*WHAT YOU WILL DO*: Every line below must be copied as written, except for pictures.

(Web page and app entries)
Segment Open

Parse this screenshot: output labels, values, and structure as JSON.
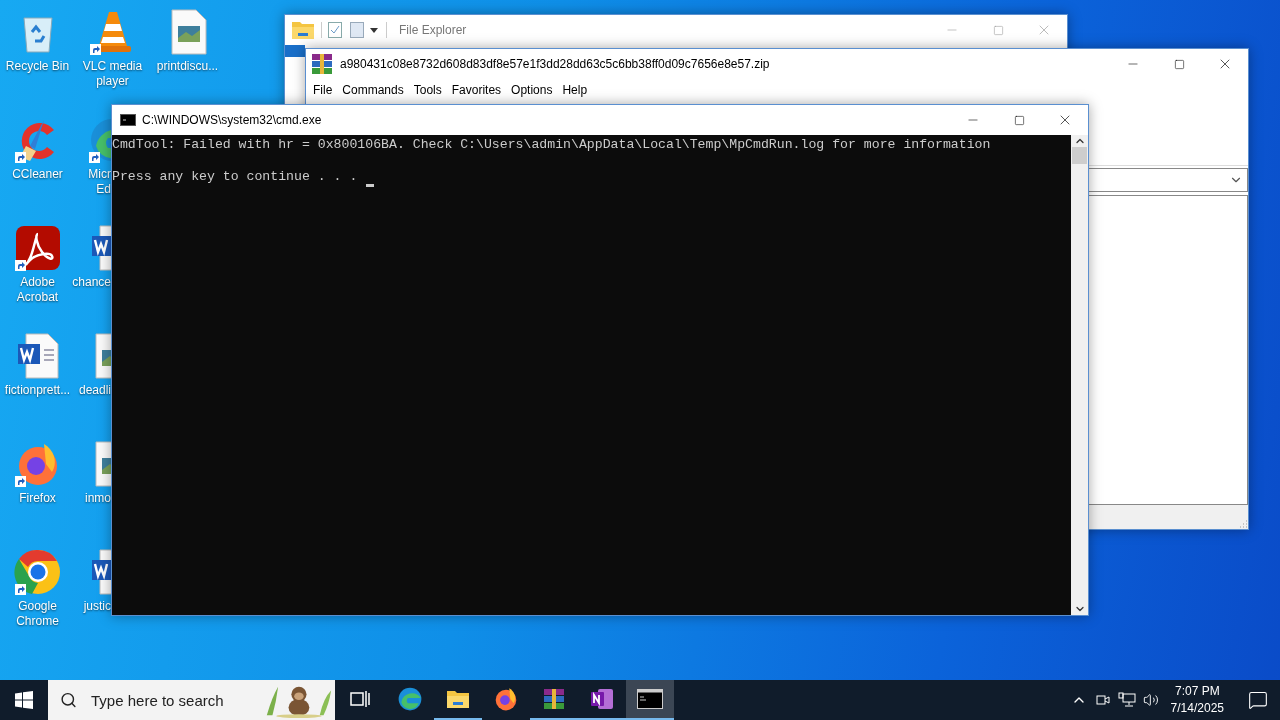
{
  "desktop": {
    "icons": [
      {
        "kind": "recycle",
        "label": [
          "Recycle Bin"
        ],
        "shortcut": false,
        "covered": false
      },
      {
        "kind": "ccleaner",
        "label": [
          "CCleaner"
        ],
        "shortcut": true,
        "covered": false
      },
      {
        "kind": "acrobat",
        "label": [
          "Adobe",
          "Acrobat"
        ],
        "shortcut": true,
        "covered": false
      },
      {
        "kind": "word",
        "label": [
          "fictionprett..."
        ],
        "shortcut": false,
        "covered": false
      },
      {
        "kind": "firefox",
        "label": [
          "Firefox"
        ],
        "shortcut": true,
        "covered": false
      },
      {
        "kind": "chrome",
        "label": [
          "Google",
          "Chrome"
        ],
        "shortcut": true,
        "covered": false
      },
      {
        "kind": "vlc",
        "label": [
          "VLC media",
          "player"
        ],
        "shortcut": true,
        "covered": false
      },
      {
        "kind": "edge",
        "label": [
          "Micr",
          "Ed"
        ],
        "shortcut": true,
        "covered": true
      },
      {
        "kind": "word",
        "label": [
          "chance"
        ],
        "shortcut": false,
        "covered": true
      },
      {
        "kind": "image",
        "label": [
          "deadli"
        ],
        "shortcut": false,
        "covered": true
      },
      {
        "kind": "image",
        "label": [
          "inmo"
        ],
        "shortcut": false,
        "covered": true
      },
      {
        "kind": "word",
        "label": [
          "justic"
        ],
        "shortcut": false,
        "covered": true
      },
      {
        "kind": "image",
        "label": [
          "printdiscu..."
        ],
        "shortcut": false,
        "covered": false
      }
    ]
  },
  "explorer_window": {
    "title": "File Explorer",
    "active": false
  },
  "winrar_window": {
    "title": "a980431c08e8732d608d83df8e57e1f3dd28dd63c5c6bb38ff0d09c7656e8e57.zip",
    "active": false,
    "menu": [
      "File",
      "Commands",
      "Tools",
      "Favorites",
      "Options",
      "Help"
    ]
  },
  "cmd_window": {
    "title": "C:\\WINDOWS\\system32\\cmd.exe",
    "active": true,
    "lines": [
      {
        "text": "CmdTool: Failed with hr = 0x800106BA. Check C:\\Users\\admin\\AppData\\Local\\Temp\\MpCmdRun.log for more information"
      },
      {
        "text": "Press any key to continue . . ."
      }
    ],
    "cursor": true
  },
  "taskbar": {
    "search": {
      "placeholder": "Type here to search"
    },
    "apps": [
      {
        "kind": "taskview",
        "running": false,
        "selected": false
      },
      {
        "kind": "edge",
        "running": false,
        "selected": false
      },
      {
        "kind": "explorer",
        "running": true,
        "selected": false
      },
      {
        "kind": "firefox",
        "running": false,
        "selected": false
      },
      {
        "kind": "winrar",
        "running": true,
        "selected": false
      },
      {
        "kind": "onenote",
        "running": true,
        "selected": false
      },
      {
        "kind": "cmd",
        "running": true,
        "selected": true
      }
    ],
    "time": "7:07 PM",
    "date": "7/14/2025"
  }
}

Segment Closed

*SOLUTION FOR THIS PROBLEM*:
Parse this screenshot: output labels, values, and structure as JSON.
{
  "desktop": {
    "icons": [
      {
        "kind": "recycle",
        "label": [
          "Recycle Bin"
        ],
        "shortcut": false,
        "covered": false
      },
      {
        "kind": "ccleaner",
        "label": [
          "CCleaner"
        ],
        "shortcut": true,
        "covered": false
      },
      {
        "kind": "acrobat",
        "label": [
          "Adobe",
          "Acrobat"
        ],
        "shortcut": true,
        "covered": false
      },
      {
        "kind": "word",
        "label": [
          "fictionprett..."
        ],
        "shortcut": false,
        "covered": false
      },
      {
        "kind": "firefox",
        "label": [
          "Firefox"
        ],
        "shortcut": true,
        "covered": false
      },
      {
        "kind": "chrome",
        "label": [
          "Google",
          "Chrome"
        ],
        "shortcut": true,
        "covered": false
      },
      {
        "kind": "vlc",
        "label": [
          "VLC media",
          "player"
        ],
        "shortcut": true,
        "covered": false
      },
      {
        "kind": "edge",
        "label": [
          "Micr",
          "Ed"
        ],
        "shortcut": true,
        "covered": true
      },
      {
        "kind": "word",
        "label": [
          "chance"
        ],
        "shortcut": false,
        "covered": true
      },
      {
        "kind": "image",
        "label": [
          "deadli"
        ],
        "shortcut": false,
        "covered": true
      },
      {
        "kind": "image",
        "label": [
          "inmo"
        ],
        "shortcut": false,
        "covered": true
      },
      {
        "kind": "word",
        "label": [
          "justic"
        ],
        "shortcut": false,
        "covered": true
      },
      {
        "kind": "image",
        "label": [
          "printdiscu..."
        ],
        "shortcut": false,
        "covered": false
      }
    ]
  },
  "explorer_window": {
    "title": "File Explorer",
    "active": false
  },
  "winrar_window": {
    "title": "a980431c08e8732d608d83df8e57e1f3dd28dd63c5c6bb38ff0d09c7656e8e57.zip",
    "active": false,
    "menu": [
      "File",
      "Commands",
      "Tools",
      "Favorites",
      "Options",
      "Help"
    ]
  },
  "cmd_window": {
    "title": "C:\\WINDOWS\\system32\\cmd.exe",
    "active": true,
    "lines": [
      {
        "text": "CmdTool: Failed with hr = 0x800106BA. Check C:\\Users\\admin\\AppData\\Local\\Temp\\MpCmdRun.log for more information"
      },
      {
        "text": "Press any key to continue . . ."
      }
    ],
    "cursor": true
  },
  "taskbar": {
    "search": {
      "placeholder": "Type here to search"
    },
    "apps": [
      {
        "kind": "taskview",
        "running": false,
        "selected": false
      },
      {
        "kind": "edge",
        "running": false,
        "selected": false
      },
      {
        "kind": "explorer",
        "running": true,
        "selected": false
      },
      {
        "kind": "firefox",
        "running": false,
        "selected": false
      },
      {
        "kind": "winrar",
        "running": true,
        "selected": false
      },
      {
        "kind": "onenote",
        "running": true,
        "selected": false
      },
      {
        "kind": "cmd",
        "running": true,
        "selected": true
      }
    ],
    "time": "7:07 PM",
    "date": "7/14/2025"
  }
}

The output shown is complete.